• _TRY IT_:
An acceptable answer contains every record below, unchanged, and no pictures.

-----

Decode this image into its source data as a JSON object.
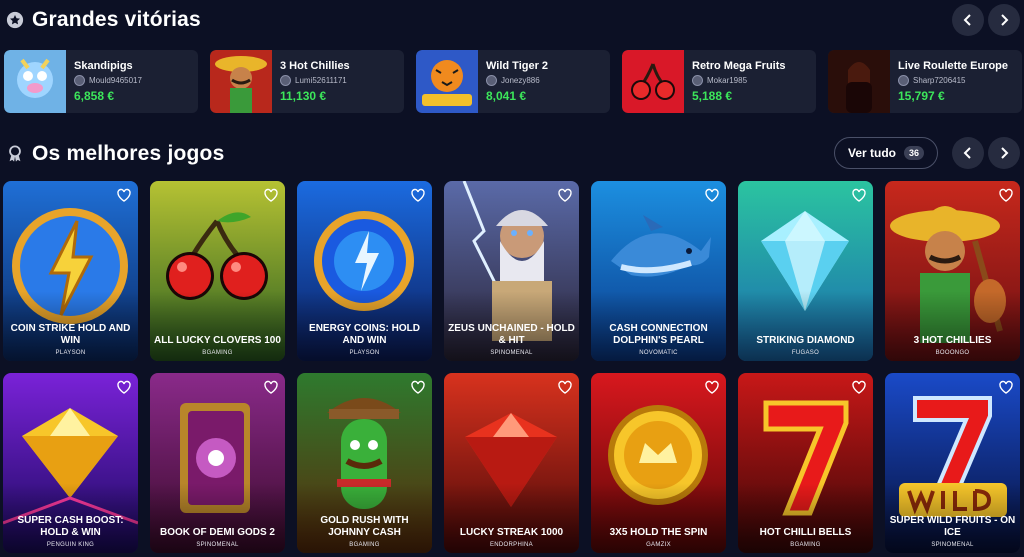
{
  "big_wins": {
    "title": "Grandes vitórias",
    "icon": "star-circle-icon",
    "items": [
      {
        "game": "Skandipigs",
        "user": "Mould9465017",
        "amount": "6,858 €",
        "thumb": "#7ab7e8"
      },
      {
        "game": "3 Hot Chillies",
        "user": "Lumi52611171",
        "amount": "11,130 €",
        "thumb": "#b8281c"
      },
      {
        "game": "Wild Tiger 2",
        "user": "Jonezy886",
        "amount": "8,041 €",
        "thumb": "#2e59c7"
      },
      {
        "game": "Retro Mega Fruits",
        "user": "Mokar1985",
        "amount": "5,188 €",
        "thumb": "#d91828"
      },
      {
        "game": "Live Roulette Europe",
        "user": "Sharp7206415",
        "amount": "15,797 €",
        "thumb": "#3a1410"
      }
    ]
  },
  "best_games": {
    "title": "Os melhores jogos",
    "icon": "ribbon-award-icon",
    "see_all_label": "Ver tudo",
    "see_all_count": "36",
    "games": [
      {
        "title": "Coin Strike Hold and Win",
        "provider": "Playson",
        "c1": "#1f6fd6",
        "c2": "#0a2a66",
        "art": "bolt"
      },
      {
        "title": "All Lucky Clovers 100",
        "provider": "BGaming",
        "c1": "#b6c233",
        "c2": "#2a5e20",
        "art": "cherry"
      },
      {
        "title": "Energy Coins: Hold and Win",
        "provider": "Playson",
        "c1": "#1b6be0",
        "c2": "#0b1d5e",
        "art": "coin"
      },
      {
        "title": "Zeus Unchained - Hold & Hit",
        "provider": "Spinomenal",
        "c1": "#5a6aa8",
        "c2": "#2a2438",
        "art": "zeus"
      },
      {
        "title": "Cash Connection Dolphin's Pearl",
        "provider": "Novomatic",
        "c1": "#1c8fe0",
        "c2": "#0a3a8c",
        "art": "dolphin"
      },
      {
        "title": "Striking Diamond",
        "provider": "Fugaso",
        "c1": "#2bc4a0",
        "c2": "#1a6ab0",
        "art": "diamond"
      },
      {
        "title": "3 Hot Chillies",
        "provider": "Booongo",
        "c1": "#c7281c",
        "c2": "#6a0f12",
        "art": "mexican"
      },
      {
        "title": "Super Cash Boost: Hold & Win",
        "provider": "Penguin King",
        "c1": "#7a22d8",
        "c2": "#1a0a5e",
        "art": "gem"
      },
      {
        "title": "Book of Demi Gods 2",
        "provider": "Spinomenal",
        "c1": "#8a2a8a",
        "c2": "#3a0a2a",
        "art": "book"
      },
      {
        "title": "Gold Rush with Johnny Cash",
        "provider": "BGaming",
        "c1": "#2e7a2e",
        "c2": "#5a2a0a",
        "art": "cactus"
      },
      {
        "title": "Lucky Streak 1000",
        "provider": "Endorphina",
        "c1": "#d8321e",
        "c2": "#4a0808",
        "art": "ruby"
      },
      {
        "title": "3x5 Hold the Spin",
        "provider": "Gamzix",
        "c1": "#d8181e",
        "c2": "#5a0606",
        "art": "goldcoin"
      },
      {
        "title": "Hot Chilli Bells",
        "provider": "BGaming",
        "c1": "#c81818",
        "c2": "#3a0606",
        "art": "seven"
      },
      {
        "title": "Super Wild Fruits - On Ice",
        "provider": "Spinomenal",
        "c1": "#1a4ac8",
        "c2": "#06103a",
        "art": "wild7"
      }
    ]
  },
  "colors": {
    "accent_green": "#3ce65a",
    "background": "#0c1024",
    "card": "#1b2033"
  }
}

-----

• _ANSWER TO THIS PROBLEM_:
Decode this image into its source data as a JSON object.
{
  "big_wins": {
    "title": "Grandes vitórias",
    "icon": "star-circle-icon",
    "items": [
      {
        "game": "Skandipigs",
        "user": "Mould9465017",
        "amount": "6,858 €",
        "thumb": "#7ab7e8"
      },
      {
        "game": "3 Hot Chillies",
        "user": "Lumi52611171",
        "amount": "11,130 €",
        "thumb": "#b8281c"
      },
      {
        "game": "Wild Tiger 2",
        "user": "Jonezy886",
        "amount": "8,041 €",
        "thumb": "#2e59c7"
      },
      {
        "game": "Retro Mega Fruits",
        "user": "Mokar1985",
        "amount": "5,188 €",
        "thumb": "#d91828"
      },
      {
        "game": "Live Roulette Europe",
        "user": "Sharp7206415",
        "amount": "15,797 €",
        "thumb": "#3a1410"
      }
    ]
  },
  "best_games": {
    "title": "Os melhores jogos",
    "icon": "ribbon-award-icon",
    "see_all_label": "Ver tudo",
    "see_all_count": "36",
    "games": [
      {
        "title": "Coin Strike Hold and Win",
        "provider": "Playson",
        "c1": "#1f6fd6",
        "c2": "#0a2a66",
        "art": "bolt"
      },
      {
        "title": "All Lucky Clovers 100",
        "provider": "BGaming",
        "c1": "#b6c233",
        "c2": "#2a5e20",
        "art": "cherry"
      },
      {
        "title": "Energy Coins: Hold and Win",
        "provider": "Playson",
        "c1": "#1b6be0",
        "c2": "#0b1d5e",
        "art": "coin"
      },
      {
        "title": "Zeus Unchained - Hold & Hit",
        "provider": "Spinomenal",
        "c1": "#5a6aa8",
        "c2": "#2a2438",
        "art": "zeus"
      },
      {
        "title": "Cash Connection Dolphin's Pearl",
        "provider": "Novomatic",
        "c1": "#1c8fe0",
        "c2": "#0a3a8c",
        "art": "dolphin"
      },
      {
        "title": "Striking Diamond",
        "provider": "Fugaso",
        "c1": "#2bc4a0",
        "c2": "#1a6ab0",
        "art": "diamond"
      },
      {
        "title": "3 Hot Chillies",
        "provider": "Booongo",
        "c1": "#c7281c",
        "c2": "#6a0f12",
        "art": "mexican"
      },
      {
        "title": "Super Cash Boost: Hold & Win",
        "provider": "Penguin King",
        "c1": "#7a22d8",
        "c2": "#1a0a5e",
        "art": "gem"
      },
      {
        "title": "Book of Demi Gods 2",
        "provider": "Spinomenal",
        "c1": "#8a2a8a",
        "c2": "#3a0a2a",
        "art": "book"
      },
      {
        "title": "Gold Rush with Johnny Cash",
        "provider": "BGaming",
        "c1": "#2e7a2e",
        "c2": "#5a2a0a",
        "art": "cactus"
      },
      {
        "title": "Lucky Streak 1000",
        "provider": "Endorphina",
        "c1": "#d8321e",
        "c2": "#4a0808",
        "art": "ruby"
      },
      {
        "title": "3x5 Hold the Spin",
        "provider": "Gamzix",
        "c1": "#d8181e",
        "c2": "#5a0606",
        "art": "goldcoin"
      },
      {
        "title": "Hot Chilli Bells",
        "provider": "BGaming",
        "c1": "#c81818",
        "c2": "#3a0606",
        "art": "seven"
      },
      {
        "title": "Super Wild Fruits - On Ice",
        "provider": "Spinomenal",
        "c1": "#1a4ac8",
        "c2": "#06103a",
        "art": "wild7"
      }
    ]
  },
  "colors": {
    "accent_green": "#3ce65a",
    "background": "#0c1024",
    "card": "#1b2033"
  }
}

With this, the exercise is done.